Tennessee policy-makers should build a new teacher mentoring program and ensure every new teacher has a trained mentor by the 2016-17 academic year.

Improve teacher compensation.

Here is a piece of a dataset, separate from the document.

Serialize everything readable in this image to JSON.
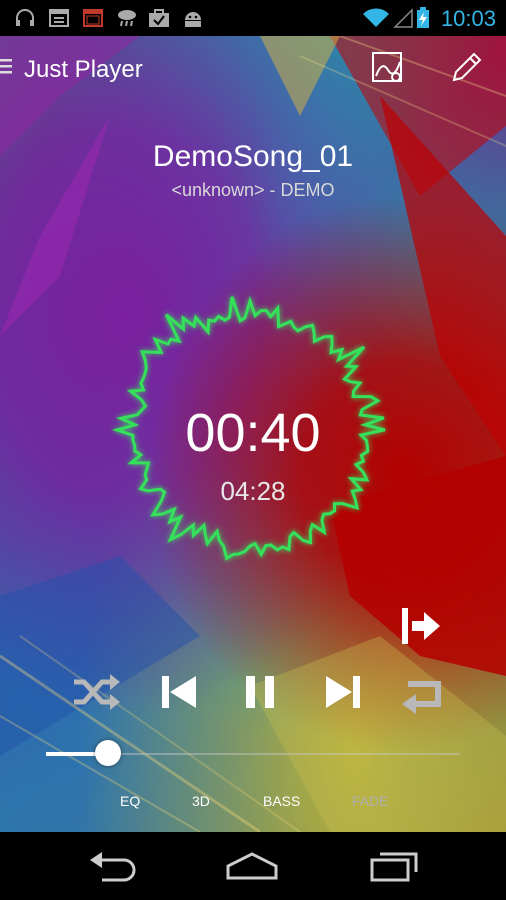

Tennessee’s teachers are among the lowest-paid in the Southeast. Attracting strong employees and keeping them in the profession requires an investment in those employees.  Beyond early career mentoring and support, teachers should expect to be well-compensated for the important work they do.  Tennessee has a new, more rigorous evaluation system.  It also now takes five years and consecutive strong evaluation scores before a teacher can receive tenure.  That is, there’s more accountability and more being expected of Tennessee’s teachers.  Attracting and keeping teachers in this environment requires a strong compensation plan.  Adopting a state teacher pay scale that ensures that the starting pay for Tennessee teachers is no less than $40,000 in any district is a critical first step.  By using compression, like Metro Nashville Public Schools did, the cost for such a move can be lessened.  Make no mistake, it will take a commitment to investing in teachers to make this dollar amount happen – but our students are worth it.  Following the improvement of starting pay, teacher pay increases should be designed in a smarter way.  Changing the step increases from every year to every 3 years, for example, could yield savings to the state on the front end while also ensuring higher overall pay for teachers throughout their careers.  Metro Nashville teachers now reach the highest step in year 15 — but they will also see higher lifetime earnings because of raises given by the district over time.  It’s a win-win for teachers and for those managing budgets.  While the initial cost of raising teacher starting pay to $40,000 may be significant, it’s also a matter of budgeting priority.  Making teachers a priority tells our kids that education matters and that Tennessee is going to do what it takes to attract and keep the best teachers right here.

Tennessee policy-makers should raise the starting pay for all teachers to $40,000 and adjust the pay scale to improve overall compensation by the 2015-16 academic year.

 

These four items can and should form an alternative education policy agenda for Tennessee.  One that is smart, progressive, and moves our state forward.  Putting schools first is not about party or geographic region, it’s about doing what’s best for our communities and our entire state.